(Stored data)
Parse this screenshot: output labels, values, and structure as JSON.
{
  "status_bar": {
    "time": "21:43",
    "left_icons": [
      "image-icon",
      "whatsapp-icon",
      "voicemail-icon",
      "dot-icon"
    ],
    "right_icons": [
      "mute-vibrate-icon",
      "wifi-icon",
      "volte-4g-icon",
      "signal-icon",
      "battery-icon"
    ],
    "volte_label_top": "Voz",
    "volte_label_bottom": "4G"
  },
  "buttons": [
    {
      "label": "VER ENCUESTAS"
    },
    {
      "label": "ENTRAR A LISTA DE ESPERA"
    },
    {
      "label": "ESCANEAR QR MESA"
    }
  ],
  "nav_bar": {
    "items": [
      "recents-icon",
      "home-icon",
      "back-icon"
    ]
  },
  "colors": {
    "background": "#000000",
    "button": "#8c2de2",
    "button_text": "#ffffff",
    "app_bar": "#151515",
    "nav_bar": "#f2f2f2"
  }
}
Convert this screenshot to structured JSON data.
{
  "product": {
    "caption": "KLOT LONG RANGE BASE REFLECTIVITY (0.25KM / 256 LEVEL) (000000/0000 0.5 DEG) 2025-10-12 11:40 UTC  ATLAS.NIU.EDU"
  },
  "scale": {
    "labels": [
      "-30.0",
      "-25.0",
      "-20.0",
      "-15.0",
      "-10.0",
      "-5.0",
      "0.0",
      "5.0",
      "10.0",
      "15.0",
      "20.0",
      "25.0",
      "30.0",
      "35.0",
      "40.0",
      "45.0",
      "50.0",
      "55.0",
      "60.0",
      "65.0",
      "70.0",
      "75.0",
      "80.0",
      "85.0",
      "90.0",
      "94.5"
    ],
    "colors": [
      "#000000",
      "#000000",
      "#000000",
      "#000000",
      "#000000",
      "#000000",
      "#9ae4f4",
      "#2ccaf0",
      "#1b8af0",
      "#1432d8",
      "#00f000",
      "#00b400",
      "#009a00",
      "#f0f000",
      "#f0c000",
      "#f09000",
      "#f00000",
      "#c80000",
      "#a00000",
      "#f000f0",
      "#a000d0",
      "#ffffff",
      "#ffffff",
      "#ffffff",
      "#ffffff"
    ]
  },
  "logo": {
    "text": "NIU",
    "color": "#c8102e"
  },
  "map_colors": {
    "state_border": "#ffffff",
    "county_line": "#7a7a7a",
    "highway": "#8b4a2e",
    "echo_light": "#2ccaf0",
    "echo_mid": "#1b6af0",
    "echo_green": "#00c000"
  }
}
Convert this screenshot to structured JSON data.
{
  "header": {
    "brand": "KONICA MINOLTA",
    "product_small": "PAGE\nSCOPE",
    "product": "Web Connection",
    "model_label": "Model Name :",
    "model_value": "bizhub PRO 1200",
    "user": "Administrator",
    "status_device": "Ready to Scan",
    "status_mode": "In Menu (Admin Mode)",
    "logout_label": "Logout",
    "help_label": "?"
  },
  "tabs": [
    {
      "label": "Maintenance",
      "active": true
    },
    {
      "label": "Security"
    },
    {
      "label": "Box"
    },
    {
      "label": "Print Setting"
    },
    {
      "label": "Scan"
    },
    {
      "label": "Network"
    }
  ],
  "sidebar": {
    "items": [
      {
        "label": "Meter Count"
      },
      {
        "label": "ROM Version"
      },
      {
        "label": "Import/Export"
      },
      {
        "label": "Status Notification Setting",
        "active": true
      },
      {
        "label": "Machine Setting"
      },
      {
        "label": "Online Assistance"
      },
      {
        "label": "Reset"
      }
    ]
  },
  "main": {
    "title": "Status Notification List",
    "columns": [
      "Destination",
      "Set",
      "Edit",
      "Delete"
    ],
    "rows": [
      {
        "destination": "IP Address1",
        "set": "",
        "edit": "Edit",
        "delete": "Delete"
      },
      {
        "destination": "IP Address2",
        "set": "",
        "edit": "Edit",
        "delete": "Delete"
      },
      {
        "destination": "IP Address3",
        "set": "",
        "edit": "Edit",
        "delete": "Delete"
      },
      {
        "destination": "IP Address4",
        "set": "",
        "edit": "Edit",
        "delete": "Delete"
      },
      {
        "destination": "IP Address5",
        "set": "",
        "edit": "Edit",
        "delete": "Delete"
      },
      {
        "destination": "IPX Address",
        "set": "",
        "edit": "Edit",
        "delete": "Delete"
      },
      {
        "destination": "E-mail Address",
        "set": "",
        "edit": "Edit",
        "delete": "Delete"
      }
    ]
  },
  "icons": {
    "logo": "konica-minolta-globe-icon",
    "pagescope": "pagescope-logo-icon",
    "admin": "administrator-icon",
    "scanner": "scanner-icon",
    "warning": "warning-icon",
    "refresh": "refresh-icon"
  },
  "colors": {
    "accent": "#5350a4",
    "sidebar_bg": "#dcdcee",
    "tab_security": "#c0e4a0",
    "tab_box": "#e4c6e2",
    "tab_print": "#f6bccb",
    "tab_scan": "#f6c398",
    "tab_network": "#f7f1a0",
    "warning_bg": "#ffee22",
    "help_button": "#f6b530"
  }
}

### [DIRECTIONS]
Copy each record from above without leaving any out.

### [EXERCISE OUTPUT]
Parse this screenshot: output labels, values, and structure as JSON.
{
  "status_bar": {
    "time": "21:43",
    "left_icons": [
      "image-icon",
      "whatsapp-icon",
      "voicemail-icon",
      "dot-icon"
    ],
    "right_icons": [
      "mute-vibrate-icon",
      "wifi-icon",
      "volte-4g-icon",
      "signal-icon",
      "battery-icon"
    ],
    "volte_label_top": "Voz",
    "volte_label_bottom": "4G"
  },
  "buttons": [
    {
      "label": "VER ENCUESTAS"
    },
    {
      "label": "ENTRAR A LISTA DE ESPERA"
    },
    {
      "label": "ESCANEAR QR MESA"
    }
  ],
  "nav_bar": {
    "items": [
      "recents-icon",
      "home-icon",
      "back-icon"
    ]
  },
  "colors": {
    "background": "#000000",
    "button": "#8c2de2",
    "button_text": "#ffffff",
    "app_bar": "#151515",
    "nav_bar": "#f2f2f2"
  }
}
Convert this screenshot to structured JSON data.
{
  "product": {
    "caption": "KLOT LONG RANGE BASE REFLECTIVITY (0.25KM / 256 LEVEL) (000000/0000 0.5 DEG) 2025-10-12 11:40 UTC  ATLAS.NIU.EDU"
  },
  "scale": {
    "labels": [
      "-30.0",
      "-25.0",
      "-20.0",
      "-15.0",
      "-10.0",
      "-5.0",
      "0.0",
      "5.0",
      "10.0",
      "15.0",
      "20.0",
      "25.0",
      "30.0",
      "35.0",
      "40.0",
      "45.0",
      "50.0",
      "55.0",
      "60.0",
      "65.0",
      "70.0",
      "75.0",
      "80.0",
      "85.0",
      "90.0",
      "94.5"
    ],
    "colors": [
      "#000000",
      "#000000",
      "#000000",
      "#000000",
      "#000000",
      "#000000",
      "#9ae4f4",
      "#2ccaf0",
      "#1b8af0",
      "#1432d8",
      "#00f000",
      "#00b400",
      "#009a00",
      "#f0f000",
      "#f0c000",
      "#f09000",
      "#f00000",
      "#c80000",
      "#a00000",
      "#f000f0",
      "#a000d0",
      "#ffffff",
      "#ffffff",
      "#ffffff",
      "#ffffff"
    ]
  },
  "logo": {
    "text": "NIU",
    "color": "#c8102e"
  },
  "map_colors": {
    "state_border": "#ffffff",
    "county_line": "#7a7a7a",
    "highway": "#8b4a2e",
    "echo_light": "#2ccaf0",
    "echo_mid": "#1b6af0",
    "echo_green": "#00c000"
  }
}
Convert this screenshot to structured JSON data.
{
  "header": {
    "brand": "KONICA MINOLTA",
    "product_small": "PAGE\nSCOPE",
    "product": "Web Connection",
    "model_label": "Model Name :",
    "model_value": "bizhub PRO 1200",
    "user": "Administrator",
    "status_device": "Ready to Scan",
    "status_mode": "In Menu (Admin Mode)",
    "logout_label": "Logout",
    "help_label": "?"
  },
  "tabs": [
    {
      "label": "Maintenance",
      "active": true
    },
    {
      "label": "Security"
    },
    {
      "label": "Box"
    },
    {
      "label": "Print Setting"
    },
    {
      "label": "Scan"
    },
    {
      "label": "Network"
    }
  ],
  "sidebar": {
    "items": [
      {
        "label": "Meter Count"
      },
      {
        "label": "ROM Version"
      },
      {
        "label": "Import/Export"
      },
      {
        "label": "Status Notification Setting",
        "active": true
      },
      {
        "label": "Machine Setting"
      },
      {
        "label": "Online Assistance"
      },
      {
        "label": "Reset"
      }
    ]
  },
  "main": {
    "title": "Status Notification List",
    "columns": [
      "Destination",
      "Set",
      "Edit",
      "Delete"
    ],
    "rows": [
      {
        "destination": "IP Address1",
        "set": "",
        "edit": "Edit",
        "delete": "Delete"
      },
      {
        "destination": "IP Address2",
        "set": "",
        "edit": "Edit",
        "delete": "Delete"
      },
      {
        "destination": "IP Address3",
        "set": "",
        "edit": "Edit",
        "delete": "Delete"
      },
      {
        "destination": "IP Address4",
        "set": "",
        "edit": "Edit",
        "delete": "Delete"
      },
      {
        "destination": "IP Address5",
        "set": "",
        "edit": "Edit",
        "delete": "Delete"
      },
      {
        "destination": "IPX Address",
        "set": "",
        "edit": "Edit",
        "delete": "Delete"
      },
      {
        "destination": "E-mail Address",
        "set": "",
        "edit": "Edit",
        "delete": "Delete"
      }
    ]
  },
  "icons": {
    "logo": "konica-minolta-globe-icon",
    "pagescope": "pagescope-logo-icon",
    "admin": "administrator-icon",
    "scanner": "scanner-icon",
    "warning": "warning-icon",
    "refresh": "refresh-icon"
  },
  "colors": {
    "accent": "#5350a4",
    "sidebar_bg": "#dcdcee",
    "tab_security": "#c0e4a0",
    "tab_box": "#e4c6e2",
    "tab_print": "#f6bccb",
    "tab_scan": "#f6c398",
    "tab_network": "#f7f1a0",
    "warning_bg": "#ffee22",
    "help_button": "#f6b530"
  }
}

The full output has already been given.